» YOUR ASSIGNMENT: Of the lines below, copy those that hold the word "heading".

*** Opening of DATASET RECORDS ***

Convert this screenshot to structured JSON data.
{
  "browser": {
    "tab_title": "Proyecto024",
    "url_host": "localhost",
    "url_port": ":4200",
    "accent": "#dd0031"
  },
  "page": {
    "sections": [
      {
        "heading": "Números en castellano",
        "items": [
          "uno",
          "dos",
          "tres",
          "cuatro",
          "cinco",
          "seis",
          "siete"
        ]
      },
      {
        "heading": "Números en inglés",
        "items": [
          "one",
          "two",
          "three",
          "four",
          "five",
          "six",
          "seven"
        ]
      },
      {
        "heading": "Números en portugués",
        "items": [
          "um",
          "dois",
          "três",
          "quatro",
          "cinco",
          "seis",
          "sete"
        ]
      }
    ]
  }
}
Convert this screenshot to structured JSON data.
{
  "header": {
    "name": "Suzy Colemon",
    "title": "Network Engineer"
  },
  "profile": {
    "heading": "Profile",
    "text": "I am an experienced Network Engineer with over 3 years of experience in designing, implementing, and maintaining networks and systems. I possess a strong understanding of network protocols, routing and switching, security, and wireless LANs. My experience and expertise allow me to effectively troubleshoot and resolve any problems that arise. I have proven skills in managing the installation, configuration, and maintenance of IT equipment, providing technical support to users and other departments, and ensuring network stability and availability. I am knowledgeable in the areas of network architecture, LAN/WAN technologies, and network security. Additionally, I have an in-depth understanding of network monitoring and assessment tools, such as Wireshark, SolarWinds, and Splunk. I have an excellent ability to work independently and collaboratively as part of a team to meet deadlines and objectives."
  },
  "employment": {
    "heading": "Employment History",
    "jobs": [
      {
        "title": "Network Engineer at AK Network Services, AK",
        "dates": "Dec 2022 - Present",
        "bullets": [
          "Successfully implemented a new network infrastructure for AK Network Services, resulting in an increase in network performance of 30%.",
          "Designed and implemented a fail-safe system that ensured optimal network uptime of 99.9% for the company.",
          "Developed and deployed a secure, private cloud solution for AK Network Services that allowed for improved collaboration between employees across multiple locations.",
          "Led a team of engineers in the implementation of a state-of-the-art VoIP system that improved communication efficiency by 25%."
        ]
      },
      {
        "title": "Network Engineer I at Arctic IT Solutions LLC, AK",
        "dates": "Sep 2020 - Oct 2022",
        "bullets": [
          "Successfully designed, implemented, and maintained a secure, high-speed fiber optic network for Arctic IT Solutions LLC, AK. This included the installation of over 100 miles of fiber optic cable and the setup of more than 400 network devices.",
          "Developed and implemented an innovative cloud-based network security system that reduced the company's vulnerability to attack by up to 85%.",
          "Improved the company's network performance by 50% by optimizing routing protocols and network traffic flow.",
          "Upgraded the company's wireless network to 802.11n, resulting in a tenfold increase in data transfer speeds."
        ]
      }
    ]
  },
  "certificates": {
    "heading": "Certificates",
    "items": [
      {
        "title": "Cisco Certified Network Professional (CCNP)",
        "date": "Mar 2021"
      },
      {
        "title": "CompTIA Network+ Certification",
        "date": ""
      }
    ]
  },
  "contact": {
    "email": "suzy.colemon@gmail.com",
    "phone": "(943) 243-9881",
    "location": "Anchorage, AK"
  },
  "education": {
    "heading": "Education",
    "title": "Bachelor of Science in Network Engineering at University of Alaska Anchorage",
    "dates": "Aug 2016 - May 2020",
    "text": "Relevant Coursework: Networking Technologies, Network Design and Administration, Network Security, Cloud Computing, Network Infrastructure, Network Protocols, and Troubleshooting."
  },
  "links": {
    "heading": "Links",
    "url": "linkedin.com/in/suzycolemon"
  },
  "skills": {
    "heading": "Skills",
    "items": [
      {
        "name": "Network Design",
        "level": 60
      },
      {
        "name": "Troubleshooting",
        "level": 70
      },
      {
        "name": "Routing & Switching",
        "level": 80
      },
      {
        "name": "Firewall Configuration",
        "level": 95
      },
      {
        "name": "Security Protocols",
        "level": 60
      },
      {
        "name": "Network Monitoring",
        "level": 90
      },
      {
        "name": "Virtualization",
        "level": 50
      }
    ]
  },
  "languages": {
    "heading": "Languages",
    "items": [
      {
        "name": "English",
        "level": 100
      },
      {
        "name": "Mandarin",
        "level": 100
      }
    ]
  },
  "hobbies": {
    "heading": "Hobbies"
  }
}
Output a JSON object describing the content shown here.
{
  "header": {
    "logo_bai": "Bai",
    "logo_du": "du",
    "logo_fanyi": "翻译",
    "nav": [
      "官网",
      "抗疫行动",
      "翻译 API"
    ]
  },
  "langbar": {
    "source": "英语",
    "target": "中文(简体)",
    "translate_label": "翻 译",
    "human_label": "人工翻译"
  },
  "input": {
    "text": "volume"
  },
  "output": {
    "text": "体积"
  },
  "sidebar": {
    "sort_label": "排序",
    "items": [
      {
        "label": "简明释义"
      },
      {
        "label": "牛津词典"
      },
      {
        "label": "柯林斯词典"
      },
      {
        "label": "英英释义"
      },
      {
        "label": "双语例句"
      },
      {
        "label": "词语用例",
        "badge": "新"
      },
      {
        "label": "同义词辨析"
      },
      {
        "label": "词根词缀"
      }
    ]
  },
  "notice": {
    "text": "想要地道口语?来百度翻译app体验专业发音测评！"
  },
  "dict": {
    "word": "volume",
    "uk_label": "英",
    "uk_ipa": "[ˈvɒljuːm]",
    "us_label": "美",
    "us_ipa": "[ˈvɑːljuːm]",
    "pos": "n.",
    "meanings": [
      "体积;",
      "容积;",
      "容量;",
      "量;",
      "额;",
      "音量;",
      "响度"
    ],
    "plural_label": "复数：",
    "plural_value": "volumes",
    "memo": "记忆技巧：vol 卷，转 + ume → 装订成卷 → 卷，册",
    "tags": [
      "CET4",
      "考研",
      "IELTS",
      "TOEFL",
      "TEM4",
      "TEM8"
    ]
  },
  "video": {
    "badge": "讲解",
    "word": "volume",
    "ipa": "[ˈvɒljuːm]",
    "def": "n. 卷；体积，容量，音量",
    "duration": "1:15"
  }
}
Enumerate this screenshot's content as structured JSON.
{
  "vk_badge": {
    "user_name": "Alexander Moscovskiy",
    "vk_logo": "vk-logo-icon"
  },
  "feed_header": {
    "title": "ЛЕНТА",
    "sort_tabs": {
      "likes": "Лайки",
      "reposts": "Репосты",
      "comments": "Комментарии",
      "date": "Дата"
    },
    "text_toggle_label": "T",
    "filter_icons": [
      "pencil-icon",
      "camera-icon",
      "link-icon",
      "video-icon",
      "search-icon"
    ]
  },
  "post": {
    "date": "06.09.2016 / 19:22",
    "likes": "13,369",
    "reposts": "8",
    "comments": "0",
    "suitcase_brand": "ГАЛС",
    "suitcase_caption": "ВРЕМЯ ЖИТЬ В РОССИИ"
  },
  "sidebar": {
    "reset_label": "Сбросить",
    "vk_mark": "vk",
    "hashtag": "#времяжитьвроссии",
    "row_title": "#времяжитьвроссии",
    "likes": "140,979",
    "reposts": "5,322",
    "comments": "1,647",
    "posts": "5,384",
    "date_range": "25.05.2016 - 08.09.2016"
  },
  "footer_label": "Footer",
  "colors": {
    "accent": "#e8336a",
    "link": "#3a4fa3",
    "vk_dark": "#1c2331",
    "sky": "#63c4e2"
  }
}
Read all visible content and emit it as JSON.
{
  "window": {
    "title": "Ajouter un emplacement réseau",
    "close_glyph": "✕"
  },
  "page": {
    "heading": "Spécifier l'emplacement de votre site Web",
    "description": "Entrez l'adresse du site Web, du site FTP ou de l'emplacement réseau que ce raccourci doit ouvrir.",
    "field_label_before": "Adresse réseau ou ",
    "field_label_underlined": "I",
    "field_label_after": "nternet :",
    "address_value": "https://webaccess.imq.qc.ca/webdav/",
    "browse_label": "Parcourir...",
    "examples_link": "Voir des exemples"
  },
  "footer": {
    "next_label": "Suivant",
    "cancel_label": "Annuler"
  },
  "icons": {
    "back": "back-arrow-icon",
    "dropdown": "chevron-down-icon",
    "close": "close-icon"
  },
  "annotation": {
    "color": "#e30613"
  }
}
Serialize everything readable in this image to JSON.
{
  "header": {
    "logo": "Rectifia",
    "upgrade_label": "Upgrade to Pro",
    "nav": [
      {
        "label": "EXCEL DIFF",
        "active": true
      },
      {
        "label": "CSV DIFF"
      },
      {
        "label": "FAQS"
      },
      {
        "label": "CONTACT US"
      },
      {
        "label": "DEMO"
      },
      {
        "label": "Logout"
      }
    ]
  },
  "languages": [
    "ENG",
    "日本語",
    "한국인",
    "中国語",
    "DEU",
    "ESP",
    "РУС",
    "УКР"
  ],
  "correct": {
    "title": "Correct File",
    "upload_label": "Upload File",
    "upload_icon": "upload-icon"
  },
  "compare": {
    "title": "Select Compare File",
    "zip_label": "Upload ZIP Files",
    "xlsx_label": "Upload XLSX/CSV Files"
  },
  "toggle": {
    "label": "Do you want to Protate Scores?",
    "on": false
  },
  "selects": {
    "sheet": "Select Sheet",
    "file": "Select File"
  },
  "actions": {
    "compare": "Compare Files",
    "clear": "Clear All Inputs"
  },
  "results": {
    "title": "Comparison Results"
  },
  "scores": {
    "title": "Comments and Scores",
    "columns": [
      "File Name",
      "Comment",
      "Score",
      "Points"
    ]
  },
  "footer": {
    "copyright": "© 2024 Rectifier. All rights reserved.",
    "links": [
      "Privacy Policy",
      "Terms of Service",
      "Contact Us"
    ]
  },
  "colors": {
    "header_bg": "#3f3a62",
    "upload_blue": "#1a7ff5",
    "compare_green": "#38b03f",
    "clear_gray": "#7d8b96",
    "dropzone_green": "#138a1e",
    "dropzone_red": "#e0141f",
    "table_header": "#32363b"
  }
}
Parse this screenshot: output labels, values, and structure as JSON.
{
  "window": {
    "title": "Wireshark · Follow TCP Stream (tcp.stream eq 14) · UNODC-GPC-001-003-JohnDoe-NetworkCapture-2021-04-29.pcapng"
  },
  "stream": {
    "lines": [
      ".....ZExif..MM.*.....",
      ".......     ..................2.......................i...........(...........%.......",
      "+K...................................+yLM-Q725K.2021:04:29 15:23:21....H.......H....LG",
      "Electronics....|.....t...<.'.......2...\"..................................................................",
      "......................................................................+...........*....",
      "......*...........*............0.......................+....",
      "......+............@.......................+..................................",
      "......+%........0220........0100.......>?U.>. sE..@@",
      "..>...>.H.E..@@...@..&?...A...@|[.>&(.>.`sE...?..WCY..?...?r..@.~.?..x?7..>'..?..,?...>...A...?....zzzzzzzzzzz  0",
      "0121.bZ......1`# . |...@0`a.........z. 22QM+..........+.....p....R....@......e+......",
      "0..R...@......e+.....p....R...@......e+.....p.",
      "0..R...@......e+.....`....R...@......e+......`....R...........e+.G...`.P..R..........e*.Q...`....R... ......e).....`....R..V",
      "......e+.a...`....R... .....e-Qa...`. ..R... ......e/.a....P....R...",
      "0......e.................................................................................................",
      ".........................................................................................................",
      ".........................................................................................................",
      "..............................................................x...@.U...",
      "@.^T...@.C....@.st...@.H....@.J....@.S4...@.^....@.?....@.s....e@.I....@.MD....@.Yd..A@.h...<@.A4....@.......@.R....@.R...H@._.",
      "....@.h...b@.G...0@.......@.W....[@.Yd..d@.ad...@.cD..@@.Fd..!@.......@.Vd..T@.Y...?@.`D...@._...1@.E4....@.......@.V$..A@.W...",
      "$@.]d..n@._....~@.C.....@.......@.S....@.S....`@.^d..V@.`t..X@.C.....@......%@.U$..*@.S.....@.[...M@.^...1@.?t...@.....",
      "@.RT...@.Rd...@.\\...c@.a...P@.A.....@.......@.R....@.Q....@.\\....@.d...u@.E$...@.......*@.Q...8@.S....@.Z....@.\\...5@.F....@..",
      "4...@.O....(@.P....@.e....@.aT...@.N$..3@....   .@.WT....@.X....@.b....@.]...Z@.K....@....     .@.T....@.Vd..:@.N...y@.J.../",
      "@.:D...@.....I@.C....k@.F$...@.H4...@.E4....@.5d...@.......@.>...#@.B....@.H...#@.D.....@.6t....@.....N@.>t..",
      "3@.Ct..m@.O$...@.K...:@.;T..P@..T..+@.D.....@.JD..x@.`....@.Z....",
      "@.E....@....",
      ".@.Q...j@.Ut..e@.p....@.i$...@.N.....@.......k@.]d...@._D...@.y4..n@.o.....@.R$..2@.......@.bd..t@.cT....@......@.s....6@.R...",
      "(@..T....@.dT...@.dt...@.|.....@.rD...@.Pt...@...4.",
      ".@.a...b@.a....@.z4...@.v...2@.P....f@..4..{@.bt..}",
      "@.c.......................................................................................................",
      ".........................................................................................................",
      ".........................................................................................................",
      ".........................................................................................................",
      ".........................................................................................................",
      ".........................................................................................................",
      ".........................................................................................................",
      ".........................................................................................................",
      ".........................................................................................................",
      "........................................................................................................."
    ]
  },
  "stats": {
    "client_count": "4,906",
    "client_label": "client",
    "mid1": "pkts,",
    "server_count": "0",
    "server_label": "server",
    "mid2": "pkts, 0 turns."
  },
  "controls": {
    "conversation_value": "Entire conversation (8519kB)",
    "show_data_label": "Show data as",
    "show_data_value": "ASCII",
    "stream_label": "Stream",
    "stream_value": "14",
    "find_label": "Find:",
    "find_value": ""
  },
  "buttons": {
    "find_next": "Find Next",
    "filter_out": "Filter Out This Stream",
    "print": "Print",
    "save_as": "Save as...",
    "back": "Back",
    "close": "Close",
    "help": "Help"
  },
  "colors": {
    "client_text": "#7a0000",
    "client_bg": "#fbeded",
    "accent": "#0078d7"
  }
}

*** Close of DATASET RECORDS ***

» RESPONSE TO THIS TASK:
        "heading": "Números en castellano",
        "heading": "Números en inglés",
        "heading": "Números en portugués",
    "heading": "Profile",
    "heading": "Employment History",
    "heading": "Certificates",
    "heading": "Education",
    "heading": "Links",
    "heading": "Skills",
    "heading": "Languages",
    "heading": "Hobbies"
    "heading": "Spécifier l'emplacement de votre site Web",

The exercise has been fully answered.